Last summer Mayor Pankow paved the way for this year’s visit by travelling to Carnew on a family vacation, with his wife Tracey and children Shawna, James, and Tatiana. Pankow said his mother’s family originally came from Wexford, the county next to Wicklow, dating back to 1814.
The mayor said one of the highlights of his family’s trip was the opportunity to view a holographic re-enactment of the Battle of Vinegar Hill which took place during the brief Rebellion of 1798. The family was suitably impressed by the natural beauty of the “Emerald Isle,” and found that the local people were very caring, and “very similar to people here.”
Pankow said he is confident that this summer’s visitors from Ireland will succeed in reconnecting with some of their long-lost relatives.

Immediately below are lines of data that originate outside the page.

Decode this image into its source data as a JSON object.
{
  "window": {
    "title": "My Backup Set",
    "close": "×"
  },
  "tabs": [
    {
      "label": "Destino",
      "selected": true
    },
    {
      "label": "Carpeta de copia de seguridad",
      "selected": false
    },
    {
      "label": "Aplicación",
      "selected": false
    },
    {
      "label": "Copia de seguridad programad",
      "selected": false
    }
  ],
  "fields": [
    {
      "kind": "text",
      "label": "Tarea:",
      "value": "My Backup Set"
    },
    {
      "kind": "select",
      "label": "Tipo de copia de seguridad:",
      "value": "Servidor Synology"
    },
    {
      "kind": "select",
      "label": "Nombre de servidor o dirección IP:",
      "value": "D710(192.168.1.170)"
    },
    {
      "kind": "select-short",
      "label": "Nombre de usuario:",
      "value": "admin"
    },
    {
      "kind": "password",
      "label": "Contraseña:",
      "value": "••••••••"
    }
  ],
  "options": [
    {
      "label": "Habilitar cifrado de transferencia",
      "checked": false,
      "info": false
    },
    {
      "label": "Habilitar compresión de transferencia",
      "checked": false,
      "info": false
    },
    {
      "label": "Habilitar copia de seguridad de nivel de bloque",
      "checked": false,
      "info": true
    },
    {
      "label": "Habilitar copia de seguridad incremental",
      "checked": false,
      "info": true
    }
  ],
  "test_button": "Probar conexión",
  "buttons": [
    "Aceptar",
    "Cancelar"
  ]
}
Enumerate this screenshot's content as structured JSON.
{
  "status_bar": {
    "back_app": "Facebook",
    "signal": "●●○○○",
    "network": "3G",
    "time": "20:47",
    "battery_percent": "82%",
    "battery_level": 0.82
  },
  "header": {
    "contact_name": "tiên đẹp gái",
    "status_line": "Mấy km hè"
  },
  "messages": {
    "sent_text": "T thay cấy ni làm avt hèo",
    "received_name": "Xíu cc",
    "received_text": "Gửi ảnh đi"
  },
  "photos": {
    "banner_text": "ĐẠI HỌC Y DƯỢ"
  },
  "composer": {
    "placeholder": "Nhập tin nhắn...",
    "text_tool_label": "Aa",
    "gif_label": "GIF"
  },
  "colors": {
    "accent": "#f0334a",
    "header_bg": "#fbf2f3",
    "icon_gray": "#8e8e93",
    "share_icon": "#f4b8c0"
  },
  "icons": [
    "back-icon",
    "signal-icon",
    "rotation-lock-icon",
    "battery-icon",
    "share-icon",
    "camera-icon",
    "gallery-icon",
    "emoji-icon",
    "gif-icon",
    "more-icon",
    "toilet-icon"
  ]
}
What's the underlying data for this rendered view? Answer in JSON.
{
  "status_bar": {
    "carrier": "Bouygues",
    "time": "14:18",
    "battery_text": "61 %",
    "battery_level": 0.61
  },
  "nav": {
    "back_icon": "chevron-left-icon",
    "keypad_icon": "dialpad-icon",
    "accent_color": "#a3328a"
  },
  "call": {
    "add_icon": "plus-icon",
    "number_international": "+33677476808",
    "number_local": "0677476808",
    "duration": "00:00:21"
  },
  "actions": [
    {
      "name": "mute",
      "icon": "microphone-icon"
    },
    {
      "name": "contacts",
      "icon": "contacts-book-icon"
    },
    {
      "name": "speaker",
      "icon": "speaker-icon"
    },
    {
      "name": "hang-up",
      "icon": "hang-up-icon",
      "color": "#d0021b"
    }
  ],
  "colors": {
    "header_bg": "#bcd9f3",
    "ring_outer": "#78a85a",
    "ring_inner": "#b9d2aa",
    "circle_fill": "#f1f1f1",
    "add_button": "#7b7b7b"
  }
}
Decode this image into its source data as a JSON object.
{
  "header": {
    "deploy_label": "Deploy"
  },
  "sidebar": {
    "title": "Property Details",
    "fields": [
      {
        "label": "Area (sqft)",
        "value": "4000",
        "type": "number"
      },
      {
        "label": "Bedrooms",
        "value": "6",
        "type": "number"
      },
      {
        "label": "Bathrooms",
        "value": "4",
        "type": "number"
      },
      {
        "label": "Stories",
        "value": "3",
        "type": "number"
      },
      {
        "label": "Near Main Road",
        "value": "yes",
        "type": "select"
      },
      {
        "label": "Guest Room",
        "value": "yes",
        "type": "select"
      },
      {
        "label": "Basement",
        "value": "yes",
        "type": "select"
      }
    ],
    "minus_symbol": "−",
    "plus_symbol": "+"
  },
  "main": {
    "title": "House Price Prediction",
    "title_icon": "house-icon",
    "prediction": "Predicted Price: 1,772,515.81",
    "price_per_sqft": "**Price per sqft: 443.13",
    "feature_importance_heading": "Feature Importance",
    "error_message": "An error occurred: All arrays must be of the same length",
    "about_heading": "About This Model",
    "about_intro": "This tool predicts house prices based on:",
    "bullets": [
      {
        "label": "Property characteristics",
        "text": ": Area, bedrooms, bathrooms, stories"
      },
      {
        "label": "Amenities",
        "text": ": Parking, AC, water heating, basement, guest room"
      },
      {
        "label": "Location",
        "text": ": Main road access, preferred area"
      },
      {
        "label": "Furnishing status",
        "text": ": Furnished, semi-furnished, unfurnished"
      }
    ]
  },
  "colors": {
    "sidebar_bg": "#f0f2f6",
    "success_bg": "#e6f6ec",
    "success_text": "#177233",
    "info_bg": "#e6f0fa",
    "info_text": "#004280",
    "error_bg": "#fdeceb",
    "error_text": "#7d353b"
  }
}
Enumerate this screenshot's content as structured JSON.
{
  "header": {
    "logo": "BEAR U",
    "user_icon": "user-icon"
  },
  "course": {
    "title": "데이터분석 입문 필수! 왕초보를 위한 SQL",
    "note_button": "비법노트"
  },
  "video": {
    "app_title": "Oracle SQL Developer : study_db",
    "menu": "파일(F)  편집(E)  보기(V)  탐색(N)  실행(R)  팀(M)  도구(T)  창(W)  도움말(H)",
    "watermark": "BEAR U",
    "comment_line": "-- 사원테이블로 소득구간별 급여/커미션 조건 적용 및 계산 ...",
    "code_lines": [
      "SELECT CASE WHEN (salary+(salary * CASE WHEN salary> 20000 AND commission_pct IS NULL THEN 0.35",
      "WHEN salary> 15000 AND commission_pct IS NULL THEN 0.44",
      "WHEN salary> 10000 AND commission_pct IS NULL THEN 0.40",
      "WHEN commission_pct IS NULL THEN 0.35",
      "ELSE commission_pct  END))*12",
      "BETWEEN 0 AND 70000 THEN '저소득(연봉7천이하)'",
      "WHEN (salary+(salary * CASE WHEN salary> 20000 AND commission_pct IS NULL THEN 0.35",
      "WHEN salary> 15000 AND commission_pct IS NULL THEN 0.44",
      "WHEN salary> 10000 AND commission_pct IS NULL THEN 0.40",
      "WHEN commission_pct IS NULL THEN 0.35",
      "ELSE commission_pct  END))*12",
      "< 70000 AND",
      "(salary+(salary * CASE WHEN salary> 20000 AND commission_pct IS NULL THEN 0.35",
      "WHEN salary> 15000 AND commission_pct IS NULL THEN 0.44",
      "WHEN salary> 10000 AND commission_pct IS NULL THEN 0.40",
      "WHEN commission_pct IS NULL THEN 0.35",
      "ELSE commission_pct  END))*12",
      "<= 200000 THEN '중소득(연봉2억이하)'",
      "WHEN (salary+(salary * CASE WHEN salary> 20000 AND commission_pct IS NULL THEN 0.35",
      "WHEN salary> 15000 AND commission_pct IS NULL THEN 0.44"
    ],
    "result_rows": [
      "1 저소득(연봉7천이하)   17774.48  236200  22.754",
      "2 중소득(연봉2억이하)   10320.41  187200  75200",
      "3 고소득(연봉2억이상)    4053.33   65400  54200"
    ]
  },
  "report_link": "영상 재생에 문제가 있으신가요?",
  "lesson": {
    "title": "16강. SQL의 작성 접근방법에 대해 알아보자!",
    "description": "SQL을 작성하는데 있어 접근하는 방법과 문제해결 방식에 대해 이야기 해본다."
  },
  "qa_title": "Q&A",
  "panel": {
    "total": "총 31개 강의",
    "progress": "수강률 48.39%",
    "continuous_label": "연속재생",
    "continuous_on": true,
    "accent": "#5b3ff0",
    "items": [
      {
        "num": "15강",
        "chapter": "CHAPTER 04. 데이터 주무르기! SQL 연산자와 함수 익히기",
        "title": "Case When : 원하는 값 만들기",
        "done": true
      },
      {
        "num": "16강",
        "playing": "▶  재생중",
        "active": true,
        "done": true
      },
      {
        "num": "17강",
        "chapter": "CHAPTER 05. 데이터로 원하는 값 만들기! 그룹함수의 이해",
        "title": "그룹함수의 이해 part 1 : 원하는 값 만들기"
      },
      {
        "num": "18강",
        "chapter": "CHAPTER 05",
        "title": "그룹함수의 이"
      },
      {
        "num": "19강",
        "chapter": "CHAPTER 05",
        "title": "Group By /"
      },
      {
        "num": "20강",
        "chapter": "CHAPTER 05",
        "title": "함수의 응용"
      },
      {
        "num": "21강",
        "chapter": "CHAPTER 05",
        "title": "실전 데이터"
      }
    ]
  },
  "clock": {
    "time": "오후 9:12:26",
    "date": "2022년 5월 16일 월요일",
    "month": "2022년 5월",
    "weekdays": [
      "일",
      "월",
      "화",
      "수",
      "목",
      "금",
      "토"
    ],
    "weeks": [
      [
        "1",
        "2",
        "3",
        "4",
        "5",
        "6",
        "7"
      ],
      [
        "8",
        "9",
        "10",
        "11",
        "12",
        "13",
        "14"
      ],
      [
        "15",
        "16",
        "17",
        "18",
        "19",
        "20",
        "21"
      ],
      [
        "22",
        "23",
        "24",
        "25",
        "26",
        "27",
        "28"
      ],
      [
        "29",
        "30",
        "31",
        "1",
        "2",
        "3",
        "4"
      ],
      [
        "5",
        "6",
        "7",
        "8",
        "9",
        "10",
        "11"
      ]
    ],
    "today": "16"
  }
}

Some highlights of the June 23-July 2 trip will include the opportunity for the Irish visitors to attend a number of local Canada 150 events: the Highland on the Rideau Music Festival and Smiths Falls Triathlon on June 24, the visit of the Voyageur Canoe Brigade to Smiths Falls on June 27, a golf tournament and gala dinner at the Smiths Falls Golf & Country Club June 28, a performance by the Steel City Rovers at the Station Theatre June 30, and Canada Day festivities July 1.
The busy itinerary also includes opportunities for the visitors to explore the archives at Heritage House museum, visit homesteads, churches and cemeteries in surrounding communities, visit the Railway Museum of Eastern Ontario, and tour the Rideau Canal. Plans also include an Irish cultural celebration the evening of June 24 with music by Gaelic Storm.
Photo Caption: Coollattin House was the home of Earl Fitzwilliam, owner of the Coollattin Estates. Many of the earl’s tenants emigrated to the Smiths Falls area in the first half of the 19th century. Mayor Shawn Pankow and his family visited the former estate last summer. Photo Credit: Tracey Pankow.
First published in the February of Hometown News.